* [EXERCISE AIM]: From the records below, count the lines containing the word "Actions" and give only that number.

━━━ DATA RECORDS ━━━

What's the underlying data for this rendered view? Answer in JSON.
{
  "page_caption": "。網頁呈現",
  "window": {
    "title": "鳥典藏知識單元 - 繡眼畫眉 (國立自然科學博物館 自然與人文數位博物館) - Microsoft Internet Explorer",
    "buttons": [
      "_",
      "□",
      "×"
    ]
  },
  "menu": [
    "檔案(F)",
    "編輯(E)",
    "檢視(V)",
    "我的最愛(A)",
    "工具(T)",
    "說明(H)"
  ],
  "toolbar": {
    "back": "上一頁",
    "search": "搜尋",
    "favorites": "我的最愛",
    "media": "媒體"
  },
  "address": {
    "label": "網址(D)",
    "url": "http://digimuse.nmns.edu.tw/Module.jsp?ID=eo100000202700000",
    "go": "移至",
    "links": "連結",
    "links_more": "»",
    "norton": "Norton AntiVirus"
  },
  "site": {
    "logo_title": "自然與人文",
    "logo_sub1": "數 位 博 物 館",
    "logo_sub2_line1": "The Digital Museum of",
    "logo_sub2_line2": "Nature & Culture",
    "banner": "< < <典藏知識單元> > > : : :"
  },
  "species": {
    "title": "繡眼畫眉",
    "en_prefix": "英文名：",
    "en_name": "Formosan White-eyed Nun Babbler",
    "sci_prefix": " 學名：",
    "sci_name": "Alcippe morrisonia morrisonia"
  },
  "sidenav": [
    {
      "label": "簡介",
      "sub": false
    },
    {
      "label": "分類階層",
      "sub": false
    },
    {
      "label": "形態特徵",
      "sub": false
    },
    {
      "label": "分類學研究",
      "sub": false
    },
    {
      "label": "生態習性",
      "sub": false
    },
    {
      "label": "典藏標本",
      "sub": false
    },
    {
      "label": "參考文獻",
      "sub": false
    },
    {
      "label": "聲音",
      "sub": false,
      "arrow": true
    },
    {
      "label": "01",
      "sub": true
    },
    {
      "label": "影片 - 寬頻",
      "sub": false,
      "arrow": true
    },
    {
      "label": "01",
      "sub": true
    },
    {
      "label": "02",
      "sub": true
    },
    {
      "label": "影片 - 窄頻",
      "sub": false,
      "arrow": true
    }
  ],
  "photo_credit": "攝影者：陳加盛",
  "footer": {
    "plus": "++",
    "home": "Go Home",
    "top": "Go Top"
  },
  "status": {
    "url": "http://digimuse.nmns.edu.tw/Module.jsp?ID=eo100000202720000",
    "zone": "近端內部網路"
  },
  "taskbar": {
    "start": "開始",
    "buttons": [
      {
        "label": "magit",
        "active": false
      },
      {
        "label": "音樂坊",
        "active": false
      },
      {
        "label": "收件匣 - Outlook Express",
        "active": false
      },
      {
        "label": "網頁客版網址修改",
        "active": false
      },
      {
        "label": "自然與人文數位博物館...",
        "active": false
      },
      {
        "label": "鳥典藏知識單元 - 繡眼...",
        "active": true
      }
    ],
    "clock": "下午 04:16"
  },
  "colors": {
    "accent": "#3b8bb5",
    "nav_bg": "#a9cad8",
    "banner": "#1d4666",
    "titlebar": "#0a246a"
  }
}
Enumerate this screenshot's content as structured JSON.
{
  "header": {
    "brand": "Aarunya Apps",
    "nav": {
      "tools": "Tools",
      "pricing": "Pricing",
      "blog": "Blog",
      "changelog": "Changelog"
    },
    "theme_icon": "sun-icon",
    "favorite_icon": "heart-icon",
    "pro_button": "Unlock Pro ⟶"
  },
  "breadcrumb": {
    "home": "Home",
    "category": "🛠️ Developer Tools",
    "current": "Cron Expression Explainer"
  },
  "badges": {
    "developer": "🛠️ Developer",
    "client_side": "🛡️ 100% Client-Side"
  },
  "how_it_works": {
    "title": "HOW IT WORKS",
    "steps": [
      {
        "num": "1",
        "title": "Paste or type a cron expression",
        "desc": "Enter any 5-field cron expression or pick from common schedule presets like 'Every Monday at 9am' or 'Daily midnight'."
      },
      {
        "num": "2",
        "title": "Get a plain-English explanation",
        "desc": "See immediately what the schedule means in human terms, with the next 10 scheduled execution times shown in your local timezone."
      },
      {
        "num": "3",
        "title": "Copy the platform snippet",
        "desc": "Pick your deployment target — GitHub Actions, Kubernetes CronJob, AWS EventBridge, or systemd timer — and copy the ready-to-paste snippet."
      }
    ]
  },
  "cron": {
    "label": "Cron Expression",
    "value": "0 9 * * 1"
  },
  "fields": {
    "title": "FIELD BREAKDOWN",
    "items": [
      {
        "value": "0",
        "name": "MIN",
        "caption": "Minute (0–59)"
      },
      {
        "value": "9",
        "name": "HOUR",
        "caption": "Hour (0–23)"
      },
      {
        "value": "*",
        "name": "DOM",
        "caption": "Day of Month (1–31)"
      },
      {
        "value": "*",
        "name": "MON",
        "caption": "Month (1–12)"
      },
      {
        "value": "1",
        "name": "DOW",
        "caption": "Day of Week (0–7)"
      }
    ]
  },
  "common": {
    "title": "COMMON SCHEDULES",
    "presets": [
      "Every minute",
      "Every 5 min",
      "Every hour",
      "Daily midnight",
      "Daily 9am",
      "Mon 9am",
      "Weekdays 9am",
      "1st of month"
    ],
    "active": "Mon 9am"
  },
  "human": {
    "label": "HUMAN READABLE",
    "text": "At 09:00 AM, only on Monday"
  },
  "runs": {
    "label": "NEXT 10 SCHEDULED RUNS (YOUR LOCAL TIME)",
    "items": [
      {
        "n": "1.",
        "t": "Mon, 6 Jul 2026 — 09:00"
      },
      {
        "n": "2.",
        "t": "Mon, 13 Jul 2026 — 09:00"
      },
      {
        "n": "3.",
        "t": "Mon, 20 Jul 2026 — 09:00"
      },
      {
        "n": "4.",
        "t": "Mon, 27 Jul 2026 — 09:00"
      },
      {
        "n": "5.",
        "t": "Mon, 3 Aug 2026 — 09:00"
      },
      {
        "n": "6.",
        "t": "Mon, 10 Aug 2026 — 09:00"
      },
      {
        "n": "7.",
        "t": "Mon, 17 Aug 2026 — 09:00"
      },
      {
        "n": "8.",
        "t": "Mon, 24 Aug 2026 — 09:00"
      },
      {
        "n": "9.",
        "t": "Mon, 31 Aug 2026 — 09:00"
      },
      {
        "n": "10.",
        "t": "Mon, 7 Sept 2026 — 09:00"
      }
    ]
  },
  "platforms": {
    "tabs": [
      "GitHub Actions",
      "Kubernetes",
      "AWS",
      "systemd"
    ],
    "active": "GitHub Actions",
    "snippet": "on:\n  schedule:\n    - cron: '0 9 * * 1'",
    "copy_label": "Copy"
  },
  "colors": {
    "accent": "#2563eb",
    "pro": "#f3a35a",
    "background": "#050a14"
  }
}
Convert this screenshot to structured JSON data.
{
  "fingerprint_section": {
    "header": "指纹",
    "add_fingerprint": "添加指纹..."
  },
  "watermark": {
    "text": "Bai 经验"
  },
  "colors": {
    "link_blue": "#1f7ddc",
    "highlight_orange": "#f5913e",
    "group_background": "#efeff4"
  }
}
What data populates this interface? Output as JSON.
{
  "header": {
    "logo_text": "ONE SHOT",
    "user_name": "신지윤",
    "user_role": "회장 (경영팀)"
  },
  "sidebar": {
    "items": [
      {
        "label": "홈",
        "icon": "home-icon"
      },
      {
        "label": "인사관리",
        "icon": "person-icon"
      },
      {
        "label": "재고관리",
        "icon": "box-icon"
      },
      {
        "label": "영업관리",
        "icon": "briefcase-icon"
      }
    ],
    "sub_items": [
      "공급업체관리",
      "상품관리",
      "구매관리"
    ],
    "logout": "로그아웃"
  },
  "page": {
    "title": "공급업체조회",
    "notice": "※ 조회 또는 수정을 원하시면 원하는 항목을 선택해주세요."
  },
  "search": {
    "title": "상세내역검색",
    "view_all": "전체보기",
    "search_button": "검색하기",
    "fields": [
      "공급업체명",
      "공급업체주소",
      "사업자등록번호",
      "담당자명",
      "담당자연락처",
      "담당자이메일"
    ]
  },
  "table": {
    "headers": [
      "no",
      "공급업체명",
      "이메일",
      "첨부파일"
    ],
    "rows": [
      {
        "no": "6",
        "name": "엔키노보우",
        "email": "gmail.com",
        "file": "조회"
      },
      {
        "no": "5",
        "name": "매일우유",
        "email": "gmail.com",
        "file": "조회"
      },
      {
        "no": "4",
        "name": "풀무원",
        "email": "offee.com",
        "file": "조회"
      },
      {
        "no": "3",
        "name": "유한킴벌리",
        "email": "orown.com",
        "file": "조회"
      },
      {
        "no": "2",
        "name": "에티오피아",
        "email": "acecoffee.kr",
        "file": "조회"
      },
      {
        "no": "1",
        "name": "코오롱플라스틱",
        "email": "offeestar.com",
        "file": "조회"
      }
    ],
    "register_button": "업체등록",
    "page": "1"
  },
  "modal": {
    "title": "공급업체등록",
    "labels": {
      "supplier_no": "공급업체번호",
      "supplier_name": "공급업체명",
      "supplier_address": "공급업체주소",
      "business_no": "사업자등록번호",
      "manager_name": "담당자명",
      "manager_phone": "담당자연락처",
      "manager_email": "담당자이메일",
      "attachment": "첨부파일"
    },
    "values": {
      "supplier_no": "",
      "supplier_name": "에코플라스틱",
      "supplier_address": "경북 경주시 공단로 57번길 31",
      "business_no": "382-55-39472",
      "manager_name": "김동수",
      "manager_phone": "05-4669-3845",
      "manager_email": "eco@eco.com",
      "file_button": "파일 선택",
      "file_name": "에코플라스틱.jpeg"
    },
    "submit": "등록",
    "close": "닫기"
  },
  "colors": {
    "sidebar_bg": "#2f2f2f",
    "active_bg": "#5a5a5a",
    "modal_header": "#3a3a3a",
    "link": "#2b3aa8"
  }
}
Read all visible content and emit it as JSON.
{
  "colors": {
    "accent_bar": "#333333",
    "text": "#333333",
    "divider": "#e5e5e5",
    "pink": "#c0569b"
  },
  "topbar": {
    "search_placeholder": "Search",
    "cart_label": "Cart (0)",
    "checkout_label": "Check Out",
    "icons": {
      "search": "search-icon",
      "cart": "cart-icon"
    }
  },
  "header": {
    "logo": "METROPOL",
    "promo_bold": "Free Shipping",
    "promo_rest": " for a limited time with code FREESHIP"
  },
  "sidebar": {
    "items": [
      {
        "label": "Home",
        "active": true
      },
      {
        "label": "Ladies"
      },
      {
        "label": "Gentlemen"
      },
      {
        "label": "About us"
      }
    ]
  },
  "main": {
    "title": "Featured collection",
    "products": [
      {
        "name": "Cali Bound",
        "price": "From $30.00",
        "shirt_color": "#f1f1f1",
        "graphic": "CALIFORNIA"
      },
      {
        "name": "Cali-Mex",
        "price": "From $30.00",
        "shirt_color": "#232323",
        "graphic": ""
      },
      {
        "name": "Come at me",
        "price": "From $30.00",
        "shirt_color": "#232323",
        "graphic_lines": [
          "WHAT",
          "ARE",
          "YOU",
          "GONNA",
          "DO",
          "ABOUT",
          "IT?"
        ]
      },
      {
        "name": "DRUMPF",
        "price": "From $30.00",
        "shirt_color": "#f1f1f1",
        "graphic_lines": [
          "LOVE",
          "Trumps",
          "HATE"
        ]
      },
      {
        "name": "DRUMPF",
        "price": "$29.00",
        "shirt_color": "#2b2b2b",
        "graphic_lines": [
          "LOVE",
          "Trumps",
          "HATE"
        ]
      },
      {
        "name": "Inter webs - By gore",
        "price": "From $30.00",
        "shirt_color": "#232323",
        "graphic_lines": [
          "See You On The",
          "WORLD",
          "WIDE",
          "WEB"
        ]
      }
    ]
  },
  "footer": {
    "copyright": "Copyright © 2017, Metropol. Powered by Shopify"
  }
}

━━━

* [TASK RESPONSE]: 3